THIN CYLINDERS, SPHERES AND THICK CYLINDERS
1. List out the modes of failure in thin cylindrical shell due to an internal pressure.
i)Circumferential or hoop stress and
2. What do you mean by principal plane?
The planes which have no shear stress are known as principal planes.
3. What are assumptions involved in the analysis of thin cylindrical shells?
The material of the cylinder is homogeneous, isotropic and obeys Hook’s law.
i)The hoop stress distribution in thin cylinder is uniform over the cross section from inner to outer surface since the thickness of the cylinder is thin and
ii)Weight of fluid and material of the cylinder is not taken into account.
4. What are principal planes and principal stress one end is fixed and other end is free?
Principal stress: The magnitudes of normal stress, acting on a principal plane are known as
principal stresses. The plane which have no shear stress are known as principal planes.
5. Define Circumferential and Hoop stress.
A thin cylinder shell is subjected to an internal pressure, as a result of internal pressure, the
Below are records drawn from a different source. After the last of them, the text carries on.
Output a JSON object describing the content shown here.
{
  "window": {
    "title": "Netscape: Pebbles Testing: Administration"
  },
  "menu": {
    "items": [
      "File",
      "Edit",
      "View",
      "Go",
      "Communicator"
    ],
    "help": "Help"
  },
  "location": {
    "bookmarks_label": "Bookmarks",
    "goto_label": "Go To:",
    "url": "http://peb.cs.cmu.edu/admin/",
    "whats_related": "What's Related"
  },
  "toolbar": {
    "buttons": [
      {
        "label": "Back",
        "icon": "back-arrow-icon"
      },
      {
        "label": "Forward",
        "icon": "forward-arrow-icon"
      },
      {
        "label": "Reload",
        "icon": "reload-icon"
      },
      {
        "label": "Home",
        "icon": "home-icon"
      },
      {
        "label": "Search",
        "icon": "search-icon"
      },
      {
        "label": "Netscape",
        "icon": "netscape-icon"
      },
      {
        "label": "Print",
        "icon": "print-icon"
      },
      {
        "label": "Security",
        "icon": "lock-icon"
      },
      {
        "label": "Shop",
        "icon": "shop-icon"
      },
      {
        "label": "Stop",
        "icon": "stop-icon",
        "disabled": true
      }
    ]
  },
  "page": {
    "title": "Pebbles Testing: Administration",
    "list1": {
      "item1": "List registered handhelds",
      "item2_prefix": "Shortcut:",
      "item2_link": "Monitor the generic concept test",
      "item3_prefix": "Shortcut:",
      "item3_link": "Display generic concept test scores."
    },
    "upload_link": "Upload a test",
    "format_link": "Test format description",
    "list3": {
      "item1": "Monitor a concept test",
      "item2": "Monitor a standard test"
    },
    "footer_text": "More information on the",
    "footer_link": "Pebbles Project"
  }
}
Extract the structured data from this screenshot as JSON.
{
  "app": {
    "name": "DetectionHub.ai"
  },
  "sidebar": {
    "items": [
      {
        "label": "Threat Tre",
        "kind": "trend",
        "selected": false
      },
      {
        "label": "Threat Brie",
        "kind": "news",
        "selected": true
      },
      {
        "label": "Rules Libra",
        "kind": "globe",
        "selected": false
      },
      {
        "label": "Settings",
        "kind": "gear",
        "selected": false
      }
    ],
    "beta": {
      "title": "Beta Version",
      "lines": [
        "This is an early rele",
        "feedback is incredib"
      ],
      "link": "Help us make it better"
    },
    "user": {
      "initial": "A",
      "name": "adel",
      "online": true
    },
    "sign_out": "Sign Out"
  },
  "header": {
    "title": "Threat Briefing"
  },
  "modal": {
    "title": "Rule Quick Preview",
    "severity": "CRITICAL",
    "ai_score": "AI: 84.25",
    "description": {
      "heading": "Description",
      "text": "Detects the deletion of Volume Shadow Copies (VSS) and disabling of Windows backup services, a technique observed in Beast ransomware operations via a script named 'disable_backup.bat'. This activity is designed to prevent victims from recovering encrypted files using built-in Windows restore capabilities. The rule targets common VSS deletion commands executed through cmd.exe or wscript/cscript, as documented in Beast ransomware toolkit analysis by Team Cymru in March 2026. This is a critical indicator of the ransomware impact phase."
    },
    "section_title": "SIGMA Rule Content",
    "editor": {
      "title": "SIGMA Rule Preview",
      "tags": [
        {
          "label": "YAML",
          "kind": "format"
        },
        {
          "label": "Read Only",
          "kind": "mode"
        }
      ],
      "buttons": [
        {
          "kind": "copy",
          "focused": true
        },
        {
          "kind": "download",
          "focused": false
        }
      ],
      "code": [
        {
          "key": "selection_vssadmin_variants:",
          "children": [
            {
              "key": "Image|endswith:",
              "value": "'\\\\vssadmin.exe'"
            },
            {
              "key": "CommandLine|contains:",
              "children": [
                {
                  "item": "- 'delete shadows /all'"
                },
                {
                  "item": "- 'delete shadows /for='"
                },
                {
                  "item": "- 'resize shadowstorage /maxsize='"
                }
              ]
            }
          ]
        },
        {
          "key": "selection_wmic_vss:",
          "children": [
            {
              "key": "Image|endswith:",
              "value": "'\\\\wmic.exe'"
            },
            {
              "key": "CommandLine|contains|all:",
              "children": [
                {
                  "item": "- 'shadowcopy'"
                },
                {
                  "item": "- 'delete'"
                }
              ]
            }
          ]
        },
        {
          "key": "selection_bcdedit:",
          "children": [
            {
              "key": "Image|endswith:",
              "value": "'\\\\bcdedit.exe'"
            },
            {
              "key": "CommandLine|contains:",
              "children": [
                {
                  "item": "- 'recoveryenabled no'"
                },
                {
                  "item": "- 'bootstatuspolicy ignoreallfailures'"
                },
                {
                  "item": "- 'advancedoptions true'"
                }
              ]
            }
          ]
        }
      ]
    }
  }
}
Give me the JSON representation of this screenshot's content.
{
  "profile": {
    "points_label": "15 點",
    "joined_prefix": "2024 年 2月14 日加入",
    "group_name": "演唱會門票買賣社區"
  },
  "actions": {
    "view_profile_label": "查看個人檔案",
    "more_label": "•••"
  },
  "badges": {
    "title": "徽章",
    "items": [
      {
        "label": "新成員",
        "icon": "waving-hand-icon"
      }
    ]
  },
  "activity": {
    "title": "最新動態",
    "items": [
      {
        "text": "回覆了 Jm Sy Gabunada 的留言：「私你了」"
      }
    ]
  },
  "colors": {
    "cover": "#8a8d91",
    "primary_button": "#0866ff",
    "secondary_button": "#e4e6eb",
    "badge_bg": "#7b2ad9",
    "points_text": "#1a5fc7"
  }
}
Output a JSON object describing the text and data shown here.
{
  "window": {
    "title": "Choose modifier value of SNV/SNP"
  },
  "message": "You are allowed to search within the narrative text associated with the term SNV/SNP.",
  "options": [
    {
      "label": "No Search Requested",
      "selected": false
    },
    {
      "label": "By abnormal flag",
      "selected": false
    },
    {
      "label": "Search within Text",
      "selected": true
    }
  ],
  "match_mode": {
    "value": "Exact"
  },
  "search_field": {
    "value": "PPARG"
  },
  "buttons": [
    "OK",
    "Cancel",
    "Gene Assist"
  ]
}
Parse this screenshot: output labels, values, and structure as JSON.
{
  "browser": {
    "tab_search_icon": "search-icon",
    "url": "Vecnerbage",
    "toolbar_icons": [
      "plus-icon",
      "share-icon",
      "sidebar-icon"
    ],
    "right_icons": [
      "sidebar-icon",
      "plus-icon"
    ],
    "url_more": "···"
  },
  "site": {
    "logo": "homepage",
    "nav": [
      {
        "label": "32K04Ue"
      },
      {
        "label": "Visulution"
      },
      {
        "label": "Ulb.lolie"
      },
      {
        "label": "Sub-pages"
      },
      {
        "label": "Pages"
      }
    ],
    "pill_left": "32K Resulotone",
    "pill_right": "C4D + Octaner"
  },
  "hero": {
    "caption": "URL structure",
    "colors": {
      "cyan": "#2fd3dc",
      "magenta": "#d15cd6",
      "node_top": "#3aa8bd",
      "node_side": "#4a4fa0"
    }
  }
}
cylinder has tendency to split up into two troughs is called circumferential stress. The same cylinder shell,
subjected to the same internal pressure, the cylinder also has a tendency to split in to two pieces is known
as Hoop stress.
6. What is the use of Mohr’s circle?
It is used to find out the normal, tangential, resultant and principal stresses and their planes.
7. What are the planes along which the greatest shear stresses occurs?
Greatest shear stress occurs at the planes which is inclined at 45? to its normal.
8. What is the radius of Mohr’s circle?
Radius of Mohr’s circle is equal to the maximum shear stress.
9. In case of equal like principal stresses what is the diameter of the Mohr’s circle?
In case of equal like principal stresses what is the diameter of the Mohr’s circle is zero.
10. What is mean by position of principal planes?
The planes on which shear stress is zero are known as principal planes. The position of principal
planes are obtained by equating the tangential stress to zero.